Nick Gibb was defiant when he appeared on BBC Breakfast this morning to defend the change, which was announced late last night and has been widely criticised.
Under the new system, drawn up less than two days before A-level results day, the DfE said that students “could receive the higher result out of their calculated grade, valid mock grade, or autumn exam grade”. The mock exam option will be available via the appeals process, ministers said.
But school leaders were damning in their response, with ASCL general secretary Geoff Barton saying the “idea of introducing at the eleventh hour a system in which mock exam results trump calculated grades beggars belief”.
Asked about the last-minute proposals, Gibb said: “We apologise to nobody for finding solutions – even at the eleventh hour – to stop any student being disadvantaged by this system.”
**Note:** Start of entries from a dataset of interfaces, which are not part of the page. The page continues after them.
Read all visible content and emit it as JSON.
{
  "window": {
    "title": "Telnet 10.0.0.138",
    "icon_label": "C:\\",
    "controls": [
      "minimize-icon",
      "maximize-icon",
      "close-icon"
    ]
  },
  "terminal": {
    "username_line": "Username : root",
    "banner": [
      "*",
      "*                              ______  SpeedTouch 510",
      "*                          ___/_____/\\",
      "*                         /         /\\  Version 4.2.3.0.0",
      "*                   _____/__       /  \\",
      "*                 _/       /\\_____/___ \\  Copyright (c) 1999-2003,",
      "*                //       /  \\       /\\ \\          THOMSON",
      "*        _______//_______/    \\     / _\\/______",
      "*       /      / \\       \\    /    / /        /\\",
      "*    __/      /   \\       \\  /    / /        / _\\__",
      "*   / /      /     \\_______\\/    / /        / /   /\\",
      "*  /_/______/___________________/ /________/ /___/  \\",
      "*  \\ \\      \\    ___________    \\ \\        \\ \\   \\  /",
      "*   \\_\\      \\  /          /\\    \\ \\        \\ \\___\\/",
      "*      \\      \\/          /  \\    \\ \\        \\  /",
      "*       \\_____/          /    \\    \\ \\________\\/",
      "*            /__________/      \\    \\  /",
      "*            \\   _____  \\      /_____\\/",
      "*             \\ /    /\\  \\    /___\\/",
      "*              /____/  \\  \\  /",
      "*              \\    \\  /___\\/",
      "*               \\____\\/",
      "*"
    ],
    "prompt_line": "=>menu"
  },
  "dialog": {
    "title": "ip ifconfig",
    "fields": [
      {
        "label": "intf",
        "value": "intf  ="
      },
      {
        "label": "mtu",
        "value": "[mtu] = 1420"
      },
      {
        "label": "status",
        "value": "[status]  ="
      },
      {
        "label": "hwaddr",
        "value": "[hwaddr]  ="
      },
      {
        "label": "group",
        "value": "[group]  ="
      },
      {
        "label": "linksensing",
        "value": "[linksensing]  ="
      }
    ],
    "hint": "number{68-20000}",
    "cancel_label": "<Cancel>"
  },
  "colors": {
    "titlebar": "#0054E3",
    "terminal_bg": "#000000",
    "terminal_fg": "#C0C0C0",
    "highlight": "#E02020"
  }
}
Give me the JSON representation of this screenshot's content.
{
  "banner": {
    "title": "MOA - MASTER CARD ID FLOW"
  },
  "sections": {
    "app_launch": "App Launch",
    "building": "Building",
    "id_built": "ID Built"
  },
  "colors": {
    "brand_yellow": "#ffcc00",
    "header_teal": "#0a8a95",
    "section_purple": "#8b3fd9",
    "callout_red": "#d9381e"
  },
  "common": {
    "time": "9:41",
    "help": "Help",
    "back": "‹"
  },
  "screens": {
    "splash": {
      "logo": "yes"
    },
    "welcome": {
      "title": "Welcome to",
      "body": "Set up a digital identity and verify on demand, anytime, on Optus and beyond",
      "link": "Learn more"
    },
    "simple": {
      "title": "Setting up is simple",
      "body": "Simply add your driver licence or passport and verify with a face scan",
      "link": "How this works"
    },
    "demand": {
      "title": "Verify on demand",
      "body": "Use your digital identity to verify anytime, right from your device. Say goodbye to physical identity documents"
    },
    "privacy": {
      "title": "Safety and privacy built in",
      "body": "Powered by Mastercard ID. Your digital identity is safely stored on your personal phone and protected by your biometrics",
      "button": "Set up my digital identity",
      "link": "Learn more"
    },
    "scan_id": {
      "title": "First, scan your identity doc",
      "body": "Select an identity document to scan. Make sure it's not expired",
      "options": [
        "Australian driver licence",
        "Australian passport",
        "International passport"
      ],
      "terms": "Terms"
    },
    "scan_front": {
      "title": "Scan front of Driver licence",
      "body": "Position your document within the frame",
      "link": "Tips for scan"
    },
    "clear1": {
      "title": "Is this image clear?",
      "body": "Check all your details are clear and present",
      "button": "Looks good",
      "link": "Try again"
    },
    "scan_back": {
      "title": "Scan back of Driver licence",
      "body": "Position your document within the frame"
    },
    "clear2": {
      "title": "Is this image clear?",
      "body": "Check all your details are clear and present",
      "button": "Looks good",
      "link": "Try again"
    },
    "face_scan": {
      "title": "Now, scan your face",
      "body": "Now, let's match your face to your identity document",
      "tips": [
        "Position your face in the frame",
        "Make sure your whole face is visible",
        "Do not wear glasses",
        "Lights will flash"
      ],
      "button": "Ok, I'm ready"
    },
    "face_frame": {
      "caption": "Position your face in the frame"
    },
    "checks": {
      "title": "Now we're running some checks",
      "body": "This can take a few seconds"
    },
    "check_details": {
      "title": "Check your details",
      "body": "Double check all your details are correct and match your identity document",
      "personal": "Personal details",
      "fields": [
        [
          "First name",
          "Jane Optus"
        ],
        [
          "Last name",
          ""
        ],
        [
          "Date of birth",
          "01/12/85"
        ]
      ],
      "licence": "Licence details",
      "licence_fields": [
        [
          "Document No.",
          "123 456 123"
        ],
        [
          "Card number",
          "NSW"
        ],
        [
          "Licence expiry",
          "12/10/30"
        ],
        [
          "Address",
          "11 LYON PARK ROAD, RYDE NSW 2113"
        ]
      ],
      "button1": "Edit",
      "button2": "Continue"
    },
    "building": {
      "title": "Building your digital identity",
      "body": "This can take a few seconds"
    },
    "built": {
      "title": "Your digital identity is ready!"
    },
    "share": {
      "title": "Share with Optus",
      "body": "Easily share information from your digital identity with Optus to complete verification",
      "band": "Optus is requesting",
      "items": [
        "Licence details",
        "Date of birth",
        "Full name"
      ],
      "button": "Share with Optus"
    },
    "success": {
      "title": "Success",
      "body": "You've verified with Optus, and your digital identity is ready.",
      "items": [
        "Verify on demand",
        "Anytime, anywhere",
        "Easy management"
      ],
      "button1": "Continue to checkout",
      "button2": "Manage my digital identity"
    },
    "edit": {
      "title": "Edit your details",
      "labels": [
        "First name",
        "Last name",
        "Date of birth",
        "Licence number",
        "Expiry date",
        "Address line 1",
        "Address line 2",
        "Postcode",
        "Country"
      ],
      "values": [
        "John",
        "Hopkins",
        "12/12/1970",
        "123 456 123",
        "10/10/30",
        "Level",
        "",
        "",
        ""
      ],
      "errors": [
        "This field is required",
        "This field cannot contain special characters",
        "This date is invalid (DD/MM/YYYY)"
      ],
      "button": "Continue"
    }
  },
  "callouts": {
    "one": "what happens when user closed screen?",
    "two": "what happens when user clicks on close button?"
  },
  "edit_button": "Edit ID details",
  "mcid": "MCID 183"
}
His comments come in sharp contrast to those of John Swinney, Scotland’s education minister, who yesterday apologised to pupils affected by the exam results crisis north of the border.
Gibb admitted in his BBC interview that ministers in England had been “worried” by what happened in Scotland, where ministers were this week forced to withdraw more than 124,000 standardised grades that had been downgraded, and give pupils their school-provided grades instead.
But he said the UK government was “not changing the fundamental system here as they are in Scotland”, and insisted there was “no confusion”.
“We have been very clear from the very beginning. We had to have a system in place to award qualifications to young people given that we had cancelled the exams,” he said.
“With the best model in the world there will be students who fall outside it. We didn’t want any students to suffer disadvantage.”
Appearing on Sky News later in the morning, Gibb said the change was about “making sure at the edges that no student is disadvantaged”.
The government had already announced an “enhanced” appeals process last week, Gibb said. Under said system, schools will be able to appeal if they feel data used to standardise grades was not a “reliable basis” for predicting 2020 results.
The minister said the further change was meant “to capture, to give a safety net to any student who might fall through the system”.
“It will only affect a small group of people,” he said. “Most young people tomorrow will get the grade that the teacher sent into the exam board that they thought they would get.
“Those grades that are being changed, they are only being changed by about one grade, so most young people will be able to go on to university.”